Again, the printed or ‘digital’ copies on iPad and mobile devices would be the best experience in reading this outstanding piece of journalism. But, here is the link to Time.com - the entire article is VERY long, but every citizen owes it to themselves - and to their country - to read this. It is riveting and the time taken to read and digest this will fly by. It’s that well-written by Mr. Brill.
Do not be discouraged. Steven Brill turned on the lights and the roaches may very well scatter to, at first, defend their abominable practices. In the end, there seems to me, no way that Americans can accept the corrupt status quo after this magnificent piece of journalism that is destined to be talked about decades from now. Thank you, Steven Brill and Time Magazine, for the incredible guts it took to publish this when so many of your advertising pages are paid for by some of the very industries eviscerated in this piece.
- Mike Swickey
“Once a thing is known it can never be unknown. It can only be forgotten. And, in a way that bends time, so long as it is remembered, it will indicate the future. It is wiser, in every circumstance, to forget, to cultivate the art of forgetting. To remember is to face the enemy. The truth lies in remembering.”
– Anita Brookner from the opening paragraph of her 1983 novel, Look At Me.
I love Anita Brookner - and she’s one smart lady.
I am, without question, a bibliomaniac. I am one who struggles with ebooks because, simply, they aren’t really books. Don’t get me wrong, I buy ebooks (too many) - but my love is with real, true-blue books, printed and bound with that feel and smell that only books have. I own thousands and can’t imagine not having my personal library. For me, it’s like air.
I’ve always liked this - from A Passion For Books:
We are among those for whom there is no such thing as too many books and, as a consequence, have become inured, of necessity, to that ridiculous question we all face from time to time from those who do not share our passion: “Have you read all these books?”
We are the people who can spend hours browsing through the shelves of a bookstore, completely oblivious not only to the passage of time, but to everything else around us.
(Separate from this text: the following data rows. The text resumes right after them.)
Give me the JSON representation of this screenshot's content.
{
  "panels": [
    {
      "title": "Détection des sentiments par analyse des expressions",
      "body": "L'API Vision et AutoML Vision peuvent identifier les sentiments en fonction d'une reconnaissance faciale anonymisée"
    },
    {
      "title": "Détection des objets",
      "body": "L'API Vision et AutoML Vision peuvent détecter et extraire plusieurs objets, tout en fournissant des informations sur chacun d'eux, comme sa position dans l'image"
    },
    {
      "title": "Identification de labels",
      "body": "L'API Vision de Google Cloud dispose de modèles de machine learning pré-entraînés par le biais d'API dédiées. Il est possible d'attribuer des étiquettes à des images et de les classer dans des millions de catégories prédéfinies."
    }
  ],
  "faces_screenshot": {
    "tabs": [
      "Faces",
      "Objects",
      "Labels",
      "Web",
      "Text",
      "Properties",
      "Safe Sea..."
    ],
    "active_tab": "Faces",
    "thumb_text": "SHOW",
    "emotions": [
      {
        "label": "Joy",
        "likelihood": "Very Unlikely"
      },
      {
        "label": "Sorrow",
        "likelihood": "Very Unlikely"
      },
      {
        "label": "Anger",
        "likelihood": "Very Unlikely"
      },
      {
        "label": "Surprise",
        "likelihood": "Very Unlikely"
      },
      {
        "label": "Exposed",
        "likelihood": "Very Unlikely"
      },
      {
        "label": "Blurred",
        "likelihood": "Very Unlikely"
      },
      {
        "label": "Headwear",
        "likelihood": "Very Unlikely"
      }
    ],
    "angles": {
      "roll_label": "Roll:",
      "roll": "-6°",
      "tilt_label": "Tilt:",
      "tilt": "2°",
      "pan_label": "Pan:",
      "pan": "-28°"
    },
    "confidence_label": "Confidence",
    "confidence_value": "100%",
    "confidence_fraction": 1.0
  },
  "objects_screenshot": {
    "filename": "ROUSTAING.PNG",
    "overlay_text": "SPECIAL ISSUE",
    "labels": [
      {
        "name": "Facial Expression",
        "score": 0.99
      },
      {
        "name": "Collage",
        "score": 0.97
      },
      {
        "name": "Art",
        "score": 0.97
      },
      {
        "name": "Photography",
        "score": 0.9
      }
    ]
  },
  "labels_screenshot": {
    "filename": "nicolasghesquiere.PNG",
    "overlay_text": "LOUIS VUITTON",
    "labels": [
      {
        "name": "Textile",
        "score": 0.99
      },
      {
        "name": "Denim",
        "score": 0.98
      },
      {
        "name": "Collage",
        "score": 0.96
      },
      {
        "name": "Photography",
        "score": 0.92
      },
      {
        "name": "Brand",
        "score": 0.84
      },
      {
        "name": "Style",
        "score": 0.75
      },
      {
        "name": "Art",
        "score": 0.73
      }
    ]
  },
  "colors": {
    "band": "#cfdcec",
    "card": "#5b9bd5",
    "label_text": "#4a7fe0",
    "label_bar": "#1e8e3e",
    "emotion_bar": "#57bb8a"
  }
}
We are the people for whom buying books is not a luxury but a necessity, those who can understand what Thomas Jefferson meant when he said, “I cannot live without books,” and how Desiderius Erasmus could write, “When I have a little money I buy books. And if any is left, I buy food and clothing.”